**Your goal:** Drop all images. Then write out each line below exactly as given.
(Input data)
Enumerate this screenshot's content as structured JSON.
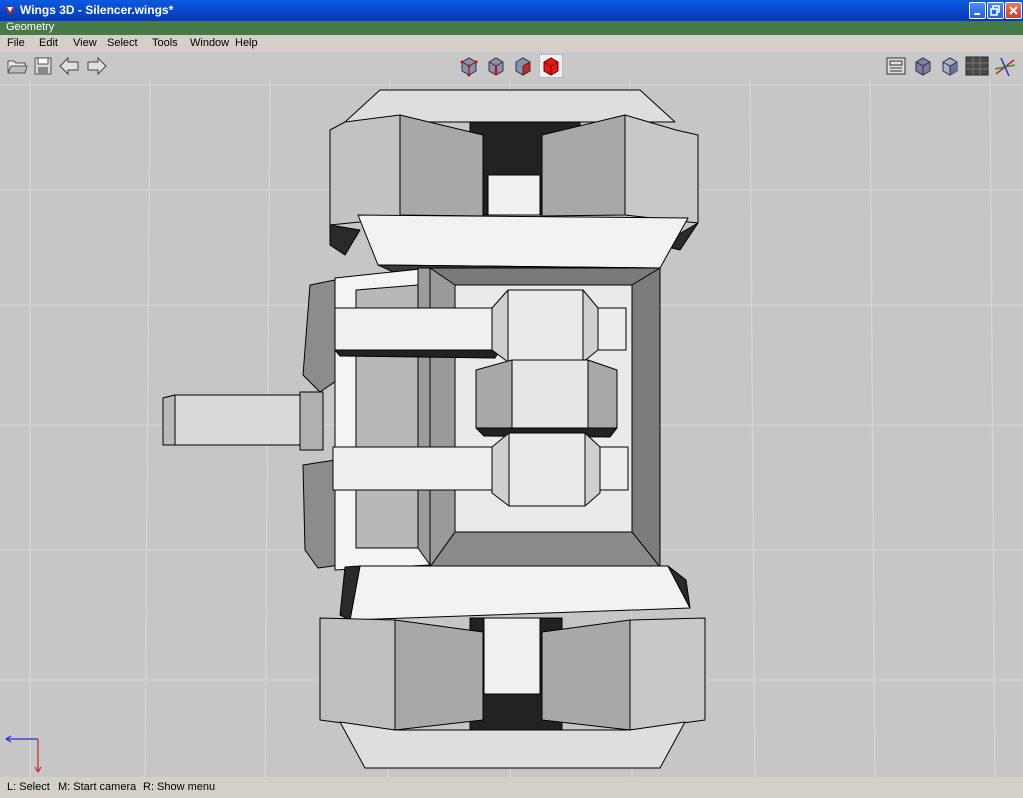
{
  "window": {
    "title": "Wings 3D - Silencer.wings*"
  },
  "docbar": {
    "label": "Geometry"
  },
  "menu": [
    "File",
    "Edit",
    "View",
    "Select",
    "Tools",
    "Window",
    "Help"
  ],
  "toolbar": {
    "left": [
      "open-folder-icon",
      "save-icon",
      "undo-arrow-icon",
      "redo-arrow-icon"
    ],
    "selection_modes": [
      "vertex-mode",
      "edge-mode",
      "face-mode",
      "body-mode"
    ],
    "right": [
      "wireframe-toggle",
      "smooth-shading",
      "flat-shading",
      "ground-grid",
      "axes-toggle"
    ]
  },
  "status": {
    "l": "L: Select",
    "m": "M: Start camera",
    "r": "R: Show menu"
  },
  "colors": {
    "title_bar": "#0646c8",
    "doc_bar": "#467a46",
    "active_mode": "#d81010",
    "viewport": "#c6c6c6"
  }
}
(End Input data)
**Reply to the task:**
Enumerate this screenshot's content as structured JSON.
{
  "window": {
    "title": "Wings 3D - Silencer.wings*"
  },
  "docbar": {
    "label": "Geometry"
  },
  "menu": [
    "File",
    "Edit",
    "View",
    "Select",
    "Tools",
    "Window",
    "Help"
  ],
  "toolbar": {
    "left": [
      "open-folder-icon",
      "save-icon",
      "undo-arrow-icon",
      "redo-arrow-icon"
    ],
    "selection_modes": [
      "vertex-mode",
      "edge-mode",
      "face-mode",
      "body-mode"
    ],
    "right": [
      "wireframe-toggle",
      "smooth-shading",
      "flat-shading",
      "ground-grid",
      "axes-toggle"
    ]
  },
  "status": {
    "l": "L: Select",
    "m": "M: Start camera",
    "r": "R: Show menu"
  },
  "colors": {
    "title_bar": "#0646c8",
    "doc_bar": "#467a46",
    "active_mode": "#d81010",
    "viewport": "#c6c6c6"
  }
}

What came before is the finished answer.